#### DATASET
####
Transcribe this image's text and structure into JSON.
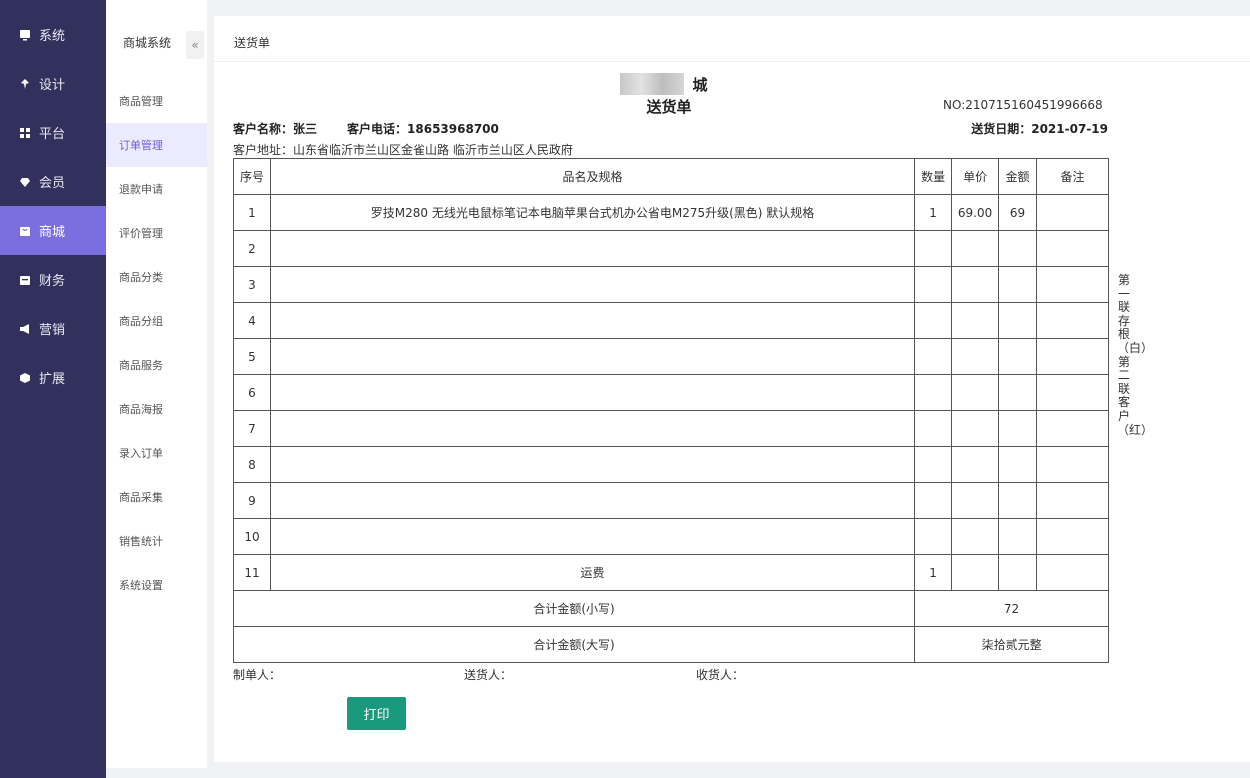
{
  "sidebar": {
    "items": [
      {
        "label": "系统",
        "icon": "system-icon"
      },
      {
        "label": "设计",
        "icon": "pin-icon"
      },
      {
        "label": "平台",
        "icon": "grid-icon"
      },
      {
        "label": "会员",
        "icon": "diamond-icon"
      },
      {
        "label": "商城",
        "icon": "mall-icon",
        "active": true
      },
      {
        "label": "财务",
        "icon": "wallet-icon"
      },
      {
        "label": "营销",
        "icon": "megaphone-icon"
      },
      {
        "label": "扩展",
        "icon": "cube-icon"
      }
    ]
  },
  "subnav": {
    "title": "商城系统",
    "collapse": "«",
    "items": [
      "商品管理",
      "订单管理",
      "退款申请",
      "评价管理",
      "商品分类",
      "商品分组",
      "商品服务",
      "商品海报",
      "录入订单",
      "商品采集",
      "销售统计",
      "系统设置"
    ],
    "active_index": 1
  },
  "breadcrumb": "送货单",
  "doc": {
    "shop_name_visible": "城",
    "title": "送货单",
    "no": "NO:210715160451996668",
    "customer_name": "客户名称：张三",
    "customer_phone": "客户电话：18653968700",
    "delivery_date": "送货日期：2021-07-19",
    "address": "客户地址：山东省临沂市兰山区金雀山路 临沂市兰山区人民政府",
    "columns": [
      "序号",
      "品名及规格",
      "数量",
      "单价",
      "金额",
      "备注"
    ],
    "rows": [
      {
        "no": "1",
        "name": "罗技M280 无线光电鼠标笔记本电脑苹果台式机办公省电M275升级(黑色) 默认规格",
        "qty": "1",
        "price": "69.00",
        "amount": "69",
        "note": ""
      },
      {
        "no": "2",
        "name": "",
        "qty": "",
        "price": "",
        "amount": "",
        "note": ""
      },
      {
        "no": "3",
        "name": "",
        "qty": "",
        "price": "",
        "amount": "",
        "note": ""
      },
      {
        "no": "4",
        "name": "",
        "qty": "",
        "price": "",
        "amount": "",
        "note": ""
      },
      {
        "no": "5",
        "name": "",
        "qty": "",
        "price": "",
        "amount": "",
        "note": ""
      },
      {
        "no": "6",
        "name": "",
        "qty": "",
        "price": "",
        "amount": "",
        "note": ""
      },
      {
        "no": "7",
        "name": "",
        "qty": "",
        "price": "",
        "amount": "",
        "note": ""
      },
      {
        "no": "8",
        "name": "",
        "qty": "",
        "price": "",
        "amount": "",
        "note": ""
      },
      {
        "no": "9",
        "name": "",
        "qty": "",
        "price": "",
        "amount": "",
        "note": ""
      },
      {
        "no": "10",
        "name": "",
        "qty": "",
        "price": "",
        "amount": "",
        "note": ""
      },
      {
        "no": "11",
        "name": "运费",
        "qty": "1",
        "price": "",
        "amount": "",
        "note": ""
      }
    ],
    "total_small_label": "合计金额(小写)",
    "total_small": "72",
    "total_big_label": "合计金额(大写)",
    "total_big": "柒拾贰元整",
    "side_note": "第一联存根（白）第二联客户（红）",
    "maker": "制单人：",
    "deliverer": "送货人：",
    "receiver": "收货人：",
    "print_button": "打印"
  },
  "colors": {
    "sidebar": "#32305c",
    "sidebar_active": "#7b6fe0",
    "button": "#1a9a7c"
  }
}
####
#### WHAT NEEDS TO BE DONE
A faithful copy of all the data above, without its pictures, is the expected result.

#### OUTPUT FOR THIS TASK
Transcribe this image's text and structure into JSON.
{
  "sidebar": {
    "items": [
      {
        "label": "系统",
        "icon": "system-icon"
      },
      {
        "label": "设计",
        "icon": "pin-icon"
      },
      {
        "label": "平台",
        "icon": "grid-icon"
      },
      {
        "label": "会员",
        "icon": "diamond-icon"
      },
      {
        "label": "商城",
        "icon": "mall-icon",
        "active": true
      },
      {
        "label": "财务",
        "icon": "wallet-icon"
      },
      {
        "label": "营销",
        "icon": "megaphone-icon"
      },
      {
        "label": "扩展",
        "icon": "cube-icon"
      }
    ]
  },
  "subnav": {
    "title": "商城系统",
    "collapse": "«",
    "items": [
      "商品管理",
      "订单管理",
      "退款申请",
      "评价管理",
      "商品分类",
      "商品分组",
      "商品服务",
      "商品海报",
      "录入订单",
      "商品采集",
      "销售统计",
      "系统设置"
    ],
    "active_index": 1
  },
  "breadcrumb": "送货单",
  "doc": {
    "shop_name_visible": "城",
    "title": "送货单",
    "no": "NO:210715160451996668",
    "customer_name": "客户名称：张三",
    "customer_phone": "客户电话：18653968700",
    "delivery_date": "送货日期：2021-07-19",
    "address": "客户地址：山东省临沂市兰山区金雀山路 临沂市兰山区人民政府",
    "columns": [
      "序号",
      "品名及规格",
      "数量",
      "单价",
      "金额",
      "备注"
    ],
    "rows": [
      {
        "no": "1",
        "name": "罗技M280 无线光电鼠标笔记本电脑苹果台式机办公省电M275升级(黑色) 默认规格",
        "qty": "1",
        "price": "69.00",
        "amount": "69",
        "note": ""
      },
      {
        "no": "2",
        "name": "",
        "qty": "",
        "price": "",
        "amount": "",
        "note": ""
      },
      {
        "no": "3",
        "name": "",
        "qty": "",
        "price": "",
        "amount": "",
        "note": ""
      },
      {
        "no": "4",
        "name": "",
        "qty": "",
        "price": "",
        "amount": "",
        "note": ""
      },
      {
        "no": "5",
        "name": "",
        "qty": "",
        "price": "",
        "amount": "",
        "note": ""
      },
      {
        "no": "6",
        "name": "",
        "qty": "",
        "price": "",
        "amount": "",
        "note": ""
      },
      {
        "no": "7",
        "name": "",
        "qty": "",
        "price": "",
        "amount": "",
        "note": ""
      },
      {
        "no": "8",
        "name": "",
        "qty": "",
        "price": "",
        "amount": "",
        "note": ""
      },
      {
        "no": "9",
        "name": "",
        "qty": "",
        "price": "",
        "amount": "",
        "note": ""
      },
      {
        "no": "10",
        "name": "",
        "qty": "",
        "price": "",
        "amount": "",
        "note": ""
      },
      {
        "no": "11",
        "name": "运费",
        "qty": "1",
        "price": "",
        "amount": "",
        "note": ""
      }
    ],
    "total_small_label": "合计金额(小写)",
    "total_small": "72",
    "total_big_label": "合计金额(大写)",
    "total_big": "柒拾贰元整",
    "side_note": "第一联存根（白）第二联客户（红）",
    "maker": "制单人：",
    "deliverer": "送货人：",
    "receiver": "收货人：",
    "print_button": "打印"
  },
  "colors": {
    "sidebar": "#32305c",
    "sidebar_active": "#7b6fe0",
    "button": "#1a9a7c"
  }
}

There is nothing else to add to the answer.